[What to produce]
Lines in the data below that contain the word "styles" are to be copied.
Data provided below:
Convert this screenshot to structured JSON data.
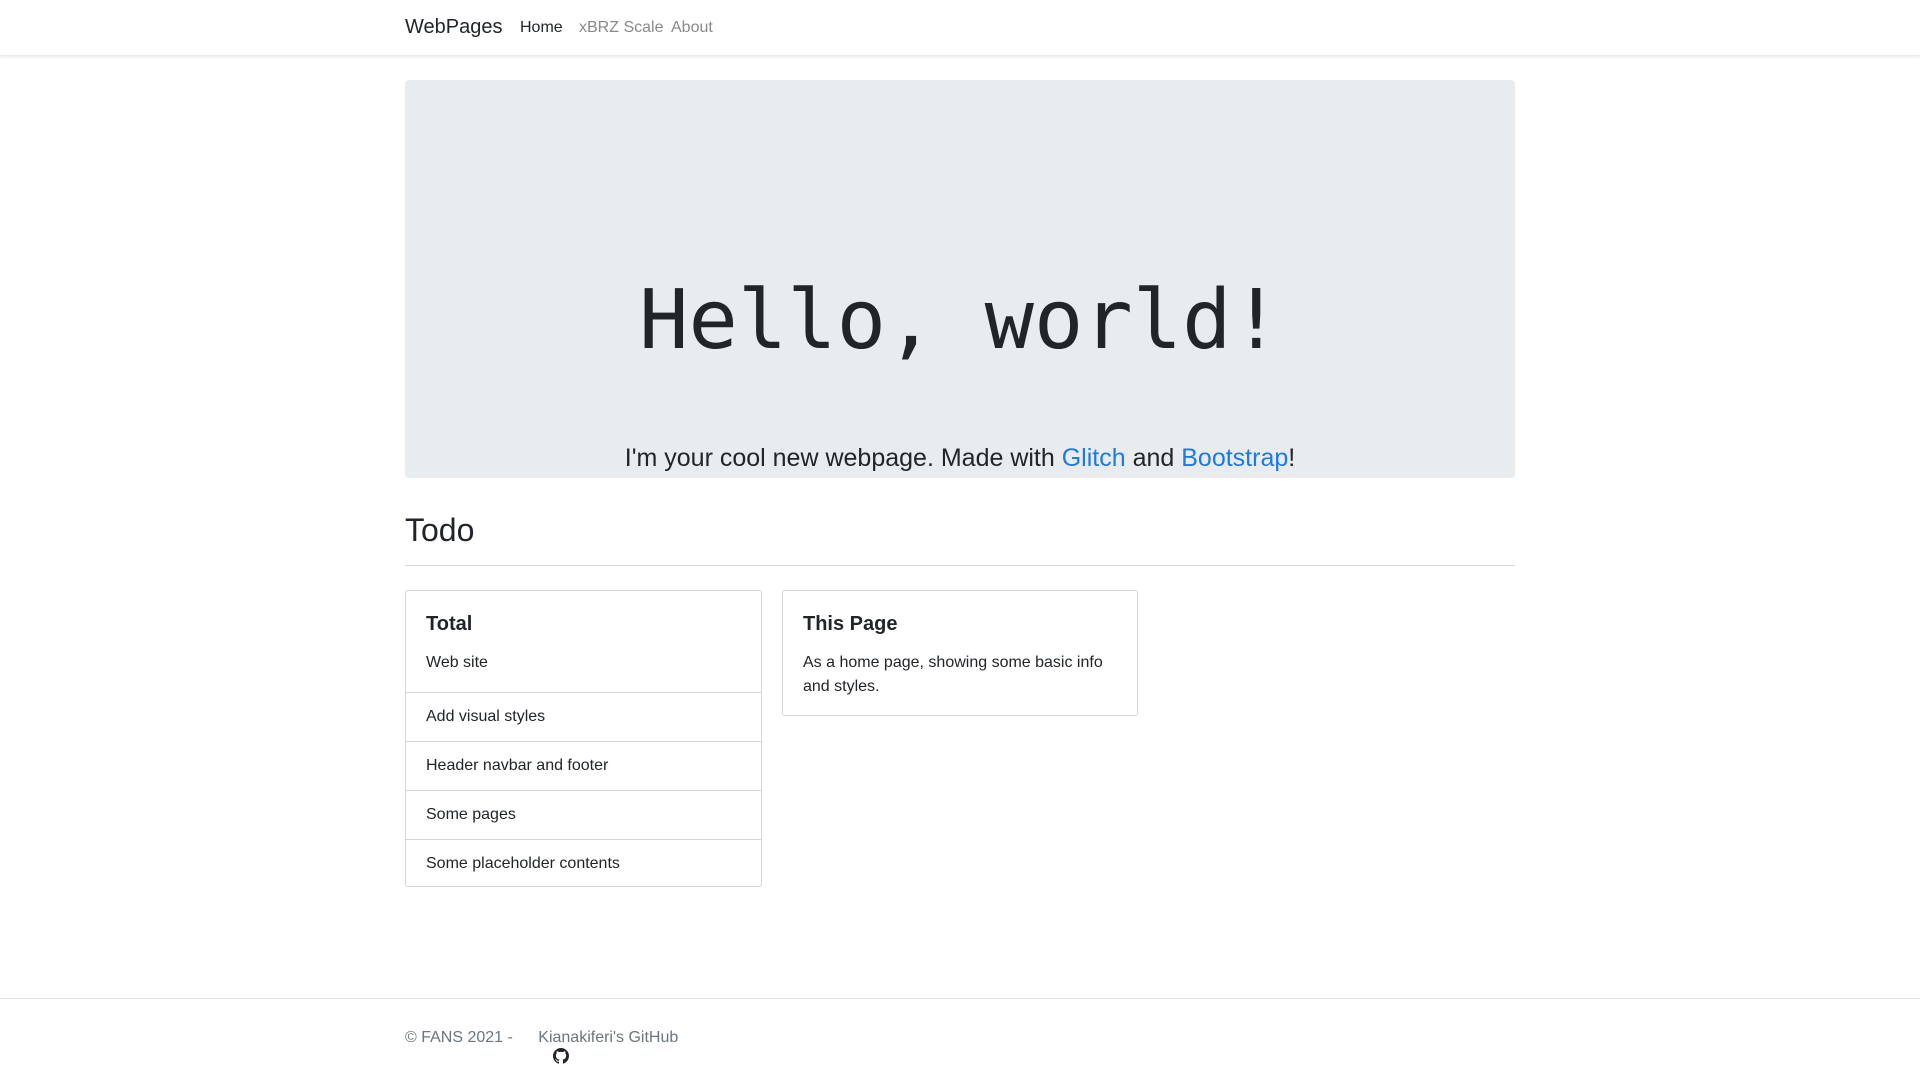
{
  "navbar": {
    "brand": "WebPages",
    "links": [
      {
        "label": "Home",
        "active": true
      },
      {
        "label": "xBRZ Scale",
        "active": false
      },
      {
        "label": "About",
        "active": false
      }
    ]
  },
  "hero": {
    "title": "Hello, world!",
    "lead_prefix": "I'm your cool new webpage. Made with ",
    "link1": "Glitch",
    "lead_middle": " and ",
    "link2": "Bootstrap",
    "lead_suffix": "!"
  },
  "todo": {
    "heading": "Todo",
    "total_card": {
      "title": "Total",
      "text": "Web site",
      "items": [
        "Add visual styles",
        "Header navbar and footer",
        "Some pages",
        "Some placeholder contents"
      ]
    },
    "page_card": {
      "title": "This Page",
      "text": "As a home page, showing some basic info and styles."
    }
  },
  "footer": {
    "copyright": "© FANS 2021 - ",
    "github_icon": "github-icon",
    "github_link": "Kianakiferi's GitHub"
  },
  "colors": {
    "link": "#1f7ae0",
    "jumbotron_bg": "#e9ecef",
    "muted": "#6c757d"
  }
}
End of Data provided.
[Result of the task]
        "Add visual styles",
      "text": "As a home page, showing some basic info and styles."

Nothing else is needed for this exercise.